Source information Block Start
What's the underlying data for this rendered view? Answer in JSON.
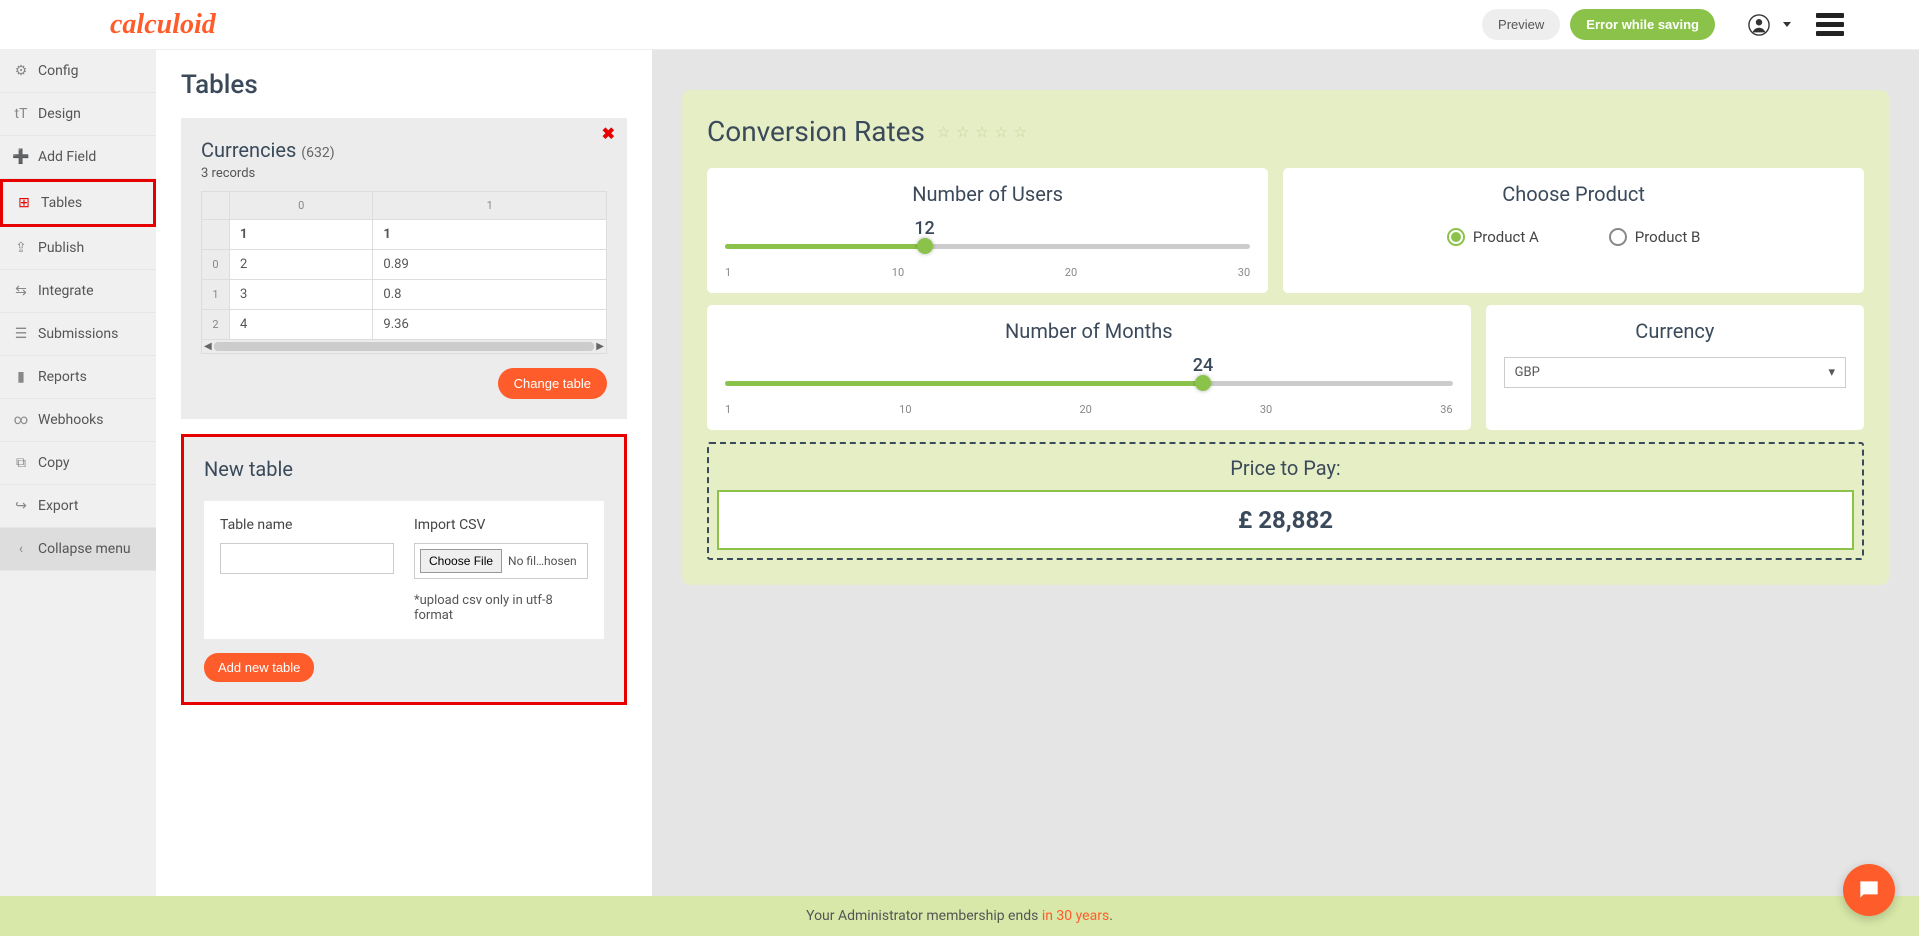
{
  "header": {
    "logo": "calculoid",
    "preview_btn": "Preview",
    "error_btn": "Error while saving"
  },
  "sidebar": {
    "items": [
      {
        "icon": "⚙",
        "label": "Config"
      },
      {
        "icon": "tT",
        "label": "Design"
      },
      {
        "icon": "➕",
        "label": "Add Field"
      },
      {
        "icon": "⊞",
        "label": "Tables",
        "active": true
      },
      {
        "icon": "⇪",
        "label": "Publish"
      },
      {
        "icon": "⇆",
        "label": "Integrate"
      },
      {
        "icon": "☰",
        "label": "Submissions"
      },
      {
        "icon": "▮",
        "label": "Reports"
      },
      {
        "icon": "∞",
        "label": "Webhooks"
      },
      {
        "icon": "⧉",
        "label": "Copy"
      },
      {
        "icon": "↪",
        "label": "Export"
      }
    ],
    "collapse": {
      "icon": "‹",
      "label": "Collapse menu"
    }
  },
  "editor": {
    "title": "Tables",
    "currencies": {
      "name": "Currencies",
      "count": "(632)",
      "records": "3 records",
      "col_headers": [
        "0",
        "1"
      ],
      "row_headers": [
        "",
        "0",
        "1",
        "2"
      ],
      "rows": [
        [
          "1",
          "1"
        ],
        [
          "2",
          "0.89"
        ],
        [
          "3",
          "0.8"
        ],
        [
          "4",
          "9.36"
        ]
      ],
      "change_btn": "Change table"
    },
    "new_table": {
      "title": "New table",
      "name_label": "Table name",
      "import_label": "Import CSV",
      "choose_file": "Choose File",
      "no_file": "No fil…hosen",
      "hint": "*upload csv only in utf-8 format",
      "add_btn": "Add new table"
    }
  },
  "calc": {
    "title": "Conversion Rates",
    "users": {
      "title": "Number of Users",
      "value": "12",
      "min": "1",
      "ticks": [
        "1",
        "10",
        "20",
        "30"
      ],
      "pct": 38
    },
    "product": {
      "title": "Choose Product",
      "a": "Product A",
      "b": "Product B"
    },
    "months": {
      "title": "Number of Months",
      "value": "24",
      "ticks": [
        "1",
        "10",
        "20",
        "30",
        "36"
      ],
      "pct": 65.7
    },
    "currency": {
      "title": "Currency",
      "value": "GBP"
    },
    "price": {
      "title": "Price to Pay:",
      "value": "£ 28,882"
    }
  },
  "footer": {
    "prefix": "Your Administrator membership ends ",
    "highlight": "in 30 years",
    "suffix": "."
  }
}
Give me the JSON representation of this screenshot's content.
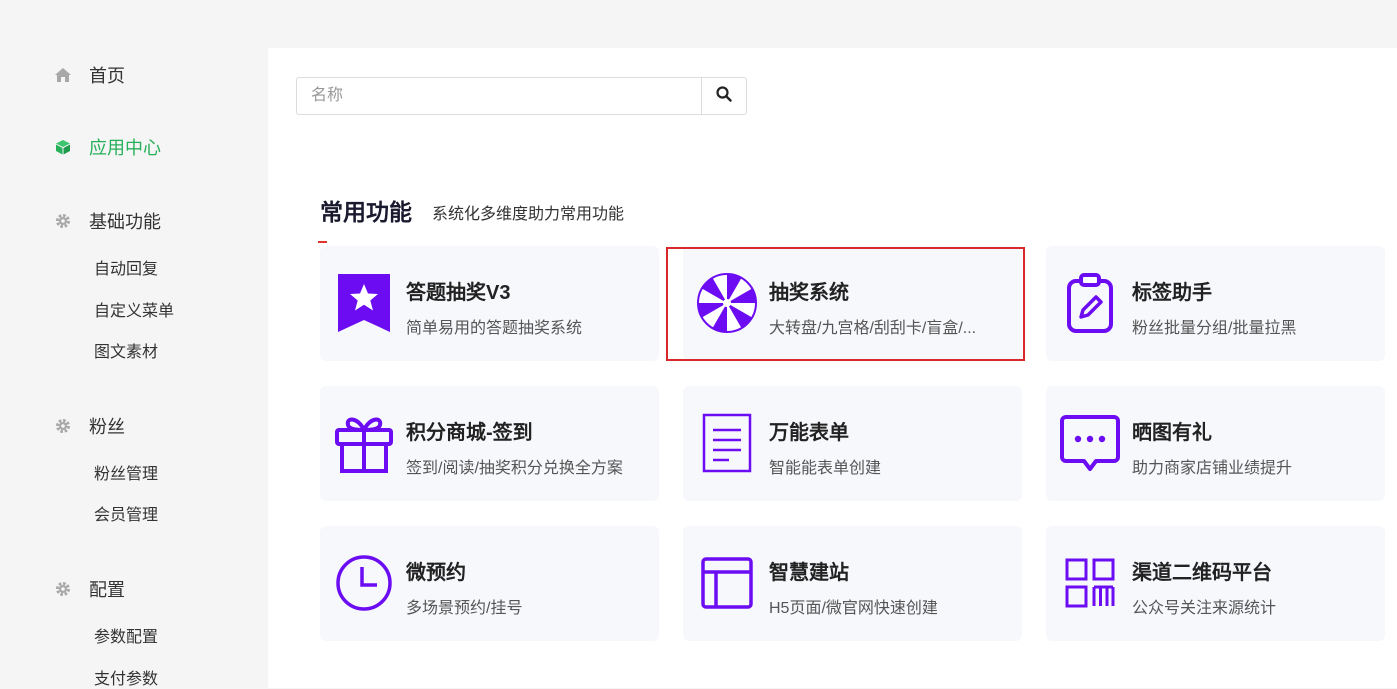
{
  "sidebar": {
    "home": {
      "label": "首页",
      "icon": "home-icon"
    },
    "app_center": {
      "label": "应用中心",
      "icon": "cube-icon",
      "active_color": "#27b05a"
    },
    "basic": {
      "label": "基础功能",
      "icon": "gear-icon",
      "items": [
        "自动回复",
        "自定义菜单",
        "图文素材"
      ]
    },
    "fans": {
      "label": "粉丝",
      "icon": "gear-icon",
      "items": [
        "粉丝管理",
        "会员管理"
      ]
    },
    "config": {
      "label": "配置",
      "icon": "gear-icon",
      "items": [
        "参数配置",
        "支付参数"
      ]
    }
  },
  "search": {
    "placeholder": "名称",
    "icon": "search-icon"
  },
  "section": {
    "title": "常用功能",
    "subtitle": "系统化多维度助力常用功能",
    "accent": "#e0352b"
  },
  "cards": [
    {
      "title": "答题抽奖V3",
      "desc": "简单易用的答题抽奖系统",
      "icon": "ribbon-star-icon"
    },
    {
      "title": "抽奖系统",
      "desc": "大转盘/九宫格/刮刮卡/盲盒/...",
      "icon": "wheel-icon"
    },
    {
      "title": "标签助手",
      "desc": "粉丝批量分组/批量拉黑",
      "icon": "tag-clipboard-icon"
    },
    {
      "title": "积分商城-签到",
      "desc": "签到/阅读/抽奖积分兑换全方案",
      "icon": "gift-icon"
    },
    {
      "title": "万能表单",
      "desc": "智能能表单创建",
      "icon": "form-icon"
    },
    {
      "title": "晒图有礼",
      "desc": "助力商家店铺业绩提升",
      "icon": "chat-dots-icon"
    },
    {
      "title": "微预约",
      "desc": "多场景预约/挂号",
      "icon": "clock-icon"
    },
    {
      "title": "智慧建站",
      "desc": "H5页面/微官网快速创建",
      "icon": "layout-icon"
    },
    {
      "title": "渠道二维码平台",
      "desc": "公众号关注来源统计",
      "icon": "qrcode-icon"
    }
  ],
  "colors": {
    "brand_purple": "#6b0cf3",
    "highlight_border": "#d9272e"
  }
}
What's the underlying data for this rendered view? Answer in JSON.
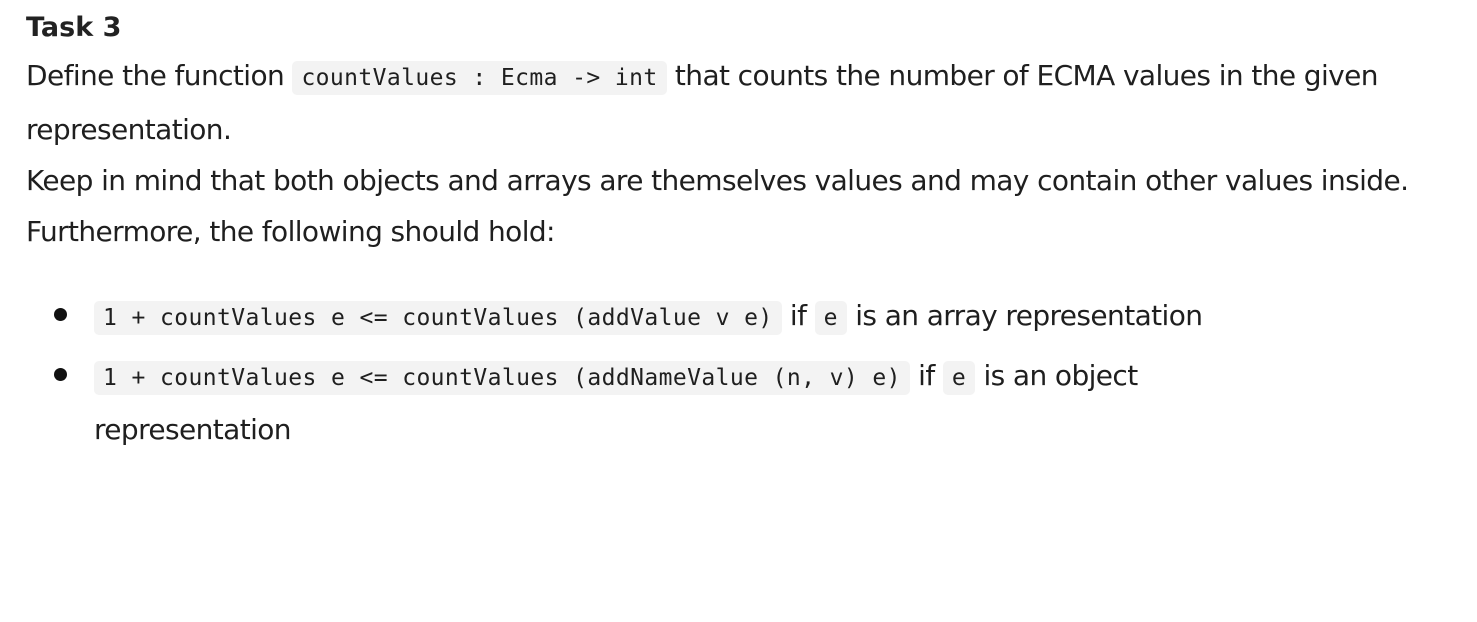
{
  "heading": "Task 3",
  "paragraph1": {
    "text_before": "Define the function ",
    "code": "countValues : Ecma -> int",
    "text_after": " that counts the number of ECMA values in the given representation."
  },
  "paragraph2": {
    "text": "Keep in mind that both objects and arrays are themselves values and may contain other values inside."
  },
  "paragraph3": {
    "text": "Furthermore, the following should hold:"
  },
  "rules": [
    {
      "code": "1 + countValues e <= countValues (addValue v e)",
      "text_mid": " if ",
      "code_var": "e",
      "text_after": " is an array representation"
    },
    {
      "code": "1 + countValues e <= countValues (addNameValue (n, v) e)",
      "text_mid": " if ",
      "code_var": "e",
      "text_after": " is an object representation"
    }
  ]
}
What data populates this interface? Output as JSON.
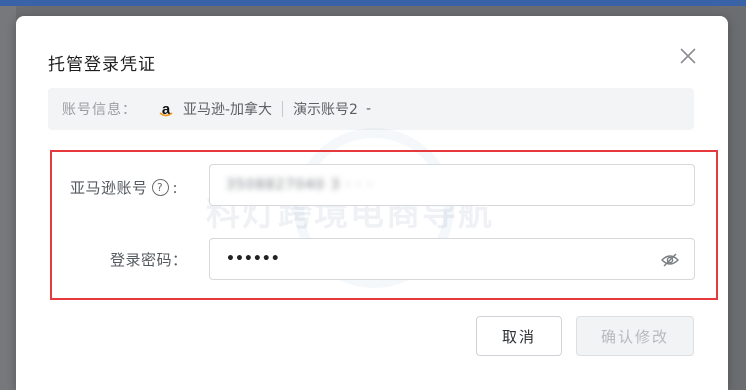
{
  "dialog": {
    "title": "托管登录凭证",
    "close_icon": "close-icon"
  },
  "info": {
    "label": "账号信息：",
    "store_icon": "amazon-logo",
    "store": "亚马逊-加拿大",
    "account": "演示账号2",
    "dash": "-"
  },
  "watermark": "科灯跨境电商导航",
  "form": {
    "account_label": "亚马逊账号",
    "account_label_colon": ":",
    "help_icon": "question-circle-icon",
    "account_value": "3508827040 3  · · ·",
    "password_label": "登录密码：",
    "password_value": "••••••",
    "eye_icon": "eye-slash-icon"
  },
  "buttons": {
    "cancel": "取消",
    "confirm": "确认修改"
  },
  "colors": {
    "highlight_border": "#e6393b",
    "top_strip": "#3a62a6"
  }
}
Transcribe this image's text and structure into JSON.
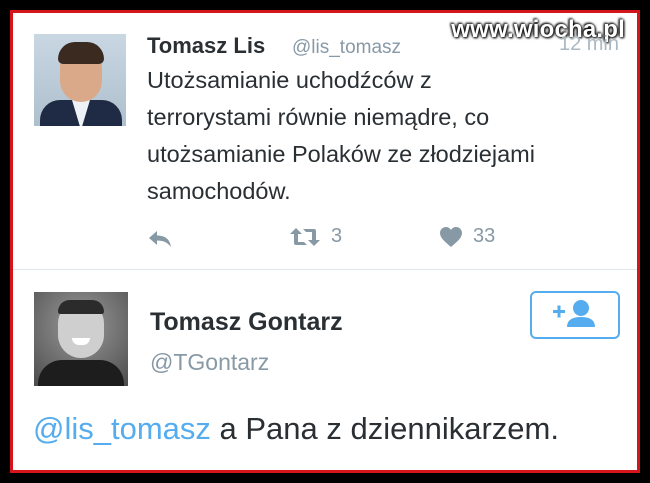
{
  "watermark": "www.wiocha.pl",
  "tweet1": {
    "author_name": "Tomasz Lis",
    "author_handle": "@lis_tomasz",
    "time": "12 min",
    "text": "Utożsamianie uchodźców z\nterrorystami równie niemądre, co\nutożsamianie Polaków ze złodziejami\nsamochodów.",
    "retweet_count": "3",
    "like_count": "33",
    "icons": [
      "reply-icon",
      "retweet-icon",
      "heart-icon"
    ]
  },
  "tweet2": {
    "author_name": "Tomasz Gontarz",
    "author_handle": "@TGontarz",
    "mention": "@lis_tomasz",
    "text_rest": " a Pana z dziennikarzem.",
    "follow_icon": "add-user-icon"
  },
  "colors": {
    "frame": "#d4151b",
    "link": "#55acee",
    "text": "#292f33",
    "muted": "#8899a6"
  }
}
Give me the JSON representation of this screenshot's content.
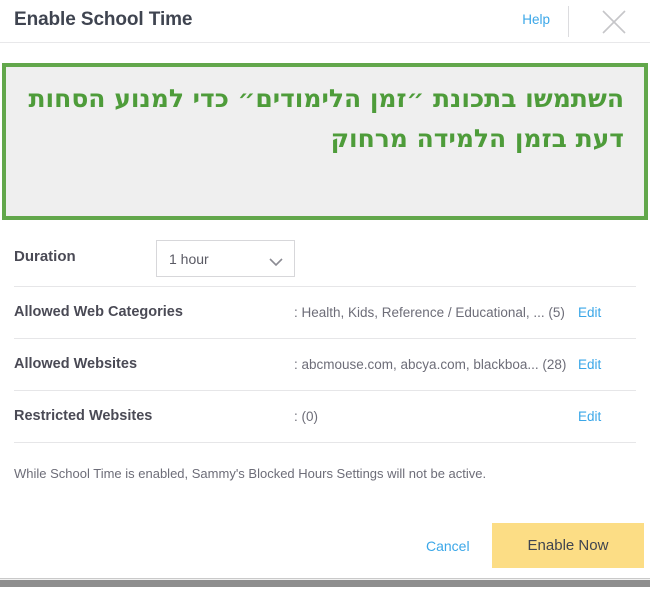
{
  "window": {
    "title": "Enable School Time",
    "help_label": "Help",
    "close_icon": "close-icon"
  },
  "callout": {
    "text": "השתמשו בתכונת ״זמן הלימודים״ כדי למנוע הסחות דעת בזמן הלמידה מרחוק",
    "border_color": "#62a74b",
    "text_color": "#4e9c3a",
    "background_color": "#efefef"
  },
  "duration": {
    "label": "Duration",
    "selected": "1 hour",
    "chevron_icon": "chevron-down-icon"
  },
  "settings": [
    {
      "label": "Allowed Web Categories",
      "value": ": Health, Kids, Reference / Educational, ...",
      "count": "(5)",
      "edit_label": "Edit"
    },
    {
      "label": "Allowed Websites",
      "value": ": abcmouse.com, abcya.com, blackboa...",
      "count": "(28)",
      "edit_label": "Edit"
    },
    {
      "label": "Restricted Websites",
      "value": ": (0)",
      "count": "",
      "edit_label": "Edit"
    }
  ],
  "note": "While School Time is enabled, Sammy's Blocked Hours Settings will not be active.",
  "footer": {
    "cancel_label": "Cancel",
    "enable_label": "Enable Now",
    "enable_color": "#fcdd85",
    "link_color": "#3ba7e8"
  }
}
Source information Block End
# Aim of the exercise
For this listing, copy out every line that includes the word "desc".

# Exercise response
      "desc": "简单易用的答题抽奖系统",
      "desc": "大转盘/九宫格/刮刮卡/盲盒/...",
      "desc": "粉丝批量分组/批量拉黑",
      "desc": "签到/阅读/抽奖积分兑换全方案",
      "desc": "智能能表单创建",
      "desc": "助力商家店铺业绩提升",
      "desc": "多场景预约/挂号",
      "desc": "H5页面/微官网快速创建",
      "desc": "公众号关注来源统计",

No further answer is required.